-- What is expected --
Go over the entries and report the lines where the word "JSON" occurs.

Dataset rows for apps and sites
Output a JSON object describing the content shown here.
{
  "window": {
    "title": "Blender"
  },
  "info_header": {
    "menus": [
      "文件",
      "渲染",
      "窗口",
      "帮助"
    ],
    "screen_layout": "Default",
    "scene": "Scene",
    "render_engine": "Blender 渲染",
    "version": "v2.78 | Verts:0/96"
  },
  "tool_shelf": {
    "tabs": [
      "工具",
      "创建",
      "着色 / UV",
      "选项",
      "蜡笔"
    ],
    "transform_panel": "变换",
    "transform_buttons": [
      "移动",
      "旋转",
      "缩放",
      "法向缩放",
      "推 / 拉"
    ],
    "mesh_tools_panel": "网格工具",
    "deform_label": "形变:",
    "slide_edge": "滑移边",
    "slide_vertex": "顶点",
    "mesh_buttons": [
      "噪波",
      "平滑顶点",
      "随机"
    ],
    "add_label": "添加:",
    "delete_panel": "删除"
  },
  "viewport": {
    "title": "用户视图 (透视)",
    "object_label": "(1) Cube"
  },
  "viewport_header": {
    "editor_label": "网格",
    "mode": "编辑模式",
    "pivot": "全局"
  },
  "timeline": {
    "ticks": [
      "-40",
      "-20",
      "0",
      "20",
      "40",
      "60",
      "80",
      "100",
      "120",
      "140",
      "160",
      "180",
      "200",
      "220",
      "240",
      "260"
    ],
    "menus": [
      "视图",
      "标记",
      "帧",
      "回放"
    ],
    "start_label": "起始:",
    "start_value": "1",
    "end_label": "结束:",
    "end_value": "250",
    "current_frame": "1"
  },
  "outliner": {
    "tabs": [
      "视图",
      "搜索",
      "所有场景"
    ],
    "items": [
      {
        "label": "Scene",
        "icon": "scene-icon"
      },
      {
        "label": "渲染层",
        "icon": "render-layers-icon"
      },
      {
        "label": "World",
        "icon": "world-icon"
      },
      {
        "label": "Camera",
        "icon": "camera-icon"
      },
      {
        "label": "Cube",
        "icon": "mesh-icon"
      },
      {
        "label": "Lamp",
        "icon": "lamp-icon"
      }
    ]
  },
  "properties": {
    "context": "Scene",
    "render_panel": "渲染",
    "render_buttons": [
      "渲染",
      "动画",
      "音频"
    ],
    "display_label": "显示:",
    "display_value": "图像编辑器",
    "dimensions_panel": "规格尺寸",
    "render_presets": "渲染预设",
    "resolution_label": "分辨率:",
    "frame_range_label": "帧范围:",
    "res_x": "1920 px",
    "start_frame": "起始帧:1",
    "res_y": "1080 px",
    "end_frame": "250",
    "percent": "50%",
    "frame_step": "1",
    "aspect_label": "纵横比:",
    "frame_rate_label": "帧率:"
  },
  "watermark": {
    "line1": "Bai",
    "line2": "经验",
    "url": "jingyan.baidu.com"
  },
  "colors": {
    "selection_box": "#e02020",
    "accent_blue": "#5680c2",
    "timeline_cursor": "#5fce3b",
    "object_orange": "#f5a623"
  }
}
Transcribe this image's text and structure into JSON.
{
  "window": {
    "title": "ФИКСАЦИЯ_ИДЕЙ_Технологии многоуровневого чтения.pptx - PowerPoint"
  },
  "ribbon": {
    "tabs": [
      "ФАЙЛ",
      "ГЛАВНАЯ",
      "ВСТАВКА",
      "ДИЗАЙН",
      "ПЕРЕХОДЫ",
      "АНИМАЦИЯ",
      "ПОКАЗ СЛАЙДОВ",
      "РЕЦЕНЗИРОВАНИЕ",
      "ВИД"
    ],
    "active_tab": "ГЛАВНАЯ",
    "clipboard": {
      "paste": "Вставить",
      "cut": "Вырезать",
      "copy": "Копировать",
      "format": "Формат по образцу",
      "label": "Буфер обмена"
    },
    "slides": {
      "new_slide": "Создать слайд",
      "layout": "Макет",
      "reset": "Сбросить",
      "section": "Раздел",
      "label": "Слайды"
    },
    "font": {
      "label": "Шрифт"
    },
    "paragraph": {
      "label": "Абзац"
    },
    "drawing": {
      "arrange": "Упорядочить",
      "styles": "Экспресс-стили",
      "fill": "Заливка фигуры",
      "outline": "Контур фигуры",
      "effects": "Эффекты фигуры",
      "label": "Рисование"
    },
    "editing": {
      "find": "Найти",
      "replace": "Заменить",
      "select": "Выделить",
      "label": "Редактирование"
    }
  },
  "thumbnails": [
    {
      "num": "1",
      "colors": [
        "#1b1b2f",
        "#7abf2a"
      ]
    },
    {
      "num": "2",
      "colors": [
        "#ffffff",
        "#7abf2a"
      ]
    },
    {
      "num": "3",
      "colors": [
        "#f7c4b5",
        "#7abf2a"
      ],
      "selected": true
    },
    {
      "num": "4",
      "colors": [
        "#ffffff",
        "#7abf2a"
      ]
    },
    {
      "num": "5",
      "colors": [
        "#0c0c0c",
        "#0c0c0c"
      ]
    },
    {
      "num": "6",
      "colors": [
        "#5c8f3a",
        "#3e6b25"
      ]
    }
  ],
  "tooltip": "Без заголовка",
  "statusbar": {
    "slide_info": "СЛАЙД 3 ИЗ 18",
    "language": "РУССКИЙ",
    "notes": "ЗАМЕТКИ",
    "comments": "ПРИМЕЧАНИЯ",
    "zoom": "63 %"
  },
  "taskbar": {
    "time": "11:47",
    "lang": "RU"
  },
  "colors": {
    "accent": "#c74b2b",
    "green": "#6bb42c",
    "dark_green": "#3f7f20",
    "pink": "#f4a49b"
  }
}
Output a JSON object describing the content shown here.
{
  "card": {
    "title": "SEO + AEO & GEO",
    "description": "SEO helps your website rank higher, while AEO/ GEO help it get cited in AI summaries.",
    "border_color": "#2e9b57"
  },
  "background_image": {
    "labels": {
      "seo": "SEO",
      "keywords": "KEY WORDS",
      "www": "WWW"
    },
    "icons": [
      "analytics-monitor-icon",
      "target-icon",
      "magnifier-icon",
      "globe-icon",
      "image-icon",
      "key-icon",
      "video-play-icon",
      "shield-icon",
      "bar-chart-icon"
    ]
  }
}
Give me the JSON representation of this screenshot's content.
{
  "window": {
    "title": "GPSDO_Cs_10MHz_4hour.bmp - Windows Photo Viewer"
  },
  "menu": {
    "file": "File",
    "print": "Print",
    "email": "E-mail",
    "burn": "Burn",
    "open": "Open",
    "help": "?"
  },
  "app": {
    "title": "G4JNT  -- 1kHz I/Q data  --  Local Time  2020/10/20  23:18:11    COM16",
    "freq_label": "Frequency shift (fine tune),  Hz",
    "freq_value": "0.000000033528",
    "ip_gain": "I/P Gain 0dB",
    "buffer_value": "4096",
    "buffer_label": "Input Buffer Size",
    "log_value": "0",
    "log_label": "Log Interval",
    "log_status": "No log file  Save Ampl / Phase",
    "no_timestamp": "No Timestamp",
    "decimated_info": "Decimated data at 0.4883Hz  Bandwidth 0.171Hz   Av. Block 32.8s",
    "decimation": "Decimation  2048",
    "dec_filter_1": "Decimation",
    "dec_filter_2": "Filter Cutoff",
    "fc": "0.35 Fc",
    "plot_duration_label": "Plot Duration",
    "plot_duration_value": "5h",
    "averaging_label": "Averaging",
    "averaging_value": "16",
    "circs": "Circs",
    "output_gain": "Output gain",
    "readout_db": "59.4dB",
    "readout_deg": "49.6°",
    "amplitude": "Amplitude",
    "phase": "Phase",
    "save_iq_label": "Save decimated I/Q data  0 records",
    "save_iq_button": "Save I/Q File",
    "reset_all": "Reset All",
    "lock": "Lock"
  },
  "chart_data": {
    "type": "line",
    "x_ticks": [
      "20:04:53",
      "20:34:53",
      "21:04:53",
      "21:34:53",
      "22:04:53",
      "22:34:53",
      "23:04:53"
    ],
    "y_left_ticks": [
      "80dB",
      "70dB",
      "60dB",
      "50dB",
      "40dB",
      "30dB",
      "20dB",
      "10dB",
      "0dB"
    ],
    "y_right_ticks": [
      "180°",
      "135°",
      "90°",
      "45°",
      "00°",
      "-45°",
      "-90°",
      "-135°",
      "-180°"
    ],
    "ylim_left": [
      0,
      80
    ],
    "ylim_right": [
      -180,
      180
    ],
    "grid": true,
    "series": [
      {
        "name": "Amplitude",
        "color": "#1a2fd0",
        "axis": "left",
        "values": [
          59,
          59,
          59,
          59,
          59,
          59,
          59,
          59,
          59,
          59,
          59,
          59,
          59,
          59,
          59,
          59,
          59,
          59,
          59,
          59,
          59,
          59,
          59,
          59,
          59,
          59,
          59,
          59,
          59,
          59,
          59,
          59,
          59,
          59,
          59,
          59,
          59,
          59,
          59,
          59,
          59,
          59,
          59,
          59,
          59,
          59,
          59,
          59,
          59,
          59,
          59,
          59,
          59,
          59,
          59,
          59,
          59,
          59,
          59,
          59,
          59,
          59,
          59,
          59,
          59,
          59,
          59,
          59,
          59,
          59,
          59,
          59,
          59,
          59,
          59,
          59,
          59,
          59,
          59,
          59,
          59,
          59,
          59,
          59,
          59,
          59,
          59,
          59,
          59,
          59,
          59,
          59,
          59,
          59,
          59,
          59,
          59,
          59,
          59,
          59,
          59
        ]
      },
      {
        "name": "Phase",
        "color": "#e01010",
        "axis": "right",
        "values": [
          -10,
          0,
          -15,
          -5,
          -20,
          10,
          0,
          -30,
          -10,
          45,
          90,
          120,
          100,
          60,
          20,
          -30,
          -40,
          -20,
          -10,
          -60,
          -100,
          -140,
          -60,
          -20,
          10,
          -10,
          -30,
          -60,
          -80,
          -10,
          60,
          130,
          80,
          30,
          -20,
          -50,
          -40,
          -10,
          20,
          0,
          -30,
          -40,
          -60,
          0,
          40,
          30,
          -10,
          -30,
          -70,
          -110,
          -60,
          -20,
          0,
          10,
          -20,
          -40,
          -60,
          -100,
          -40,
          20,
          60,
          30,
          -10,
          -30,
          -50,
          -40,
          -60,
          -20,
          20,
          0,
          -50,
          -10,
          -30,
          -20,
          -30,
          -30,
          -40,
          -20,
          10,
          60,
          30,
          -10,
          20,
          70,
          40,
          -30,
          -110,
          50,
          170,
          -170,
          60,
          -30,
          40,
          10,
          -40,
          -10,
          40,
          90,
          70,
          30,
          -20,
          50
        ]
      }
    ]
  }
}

-- Response area --
Output a JSON object describing the content shown here.
Transcribe this image's text and structure into JSON.
Output a JSON object describing the content shown here.
Give me the JSON representation of this screenshot's content.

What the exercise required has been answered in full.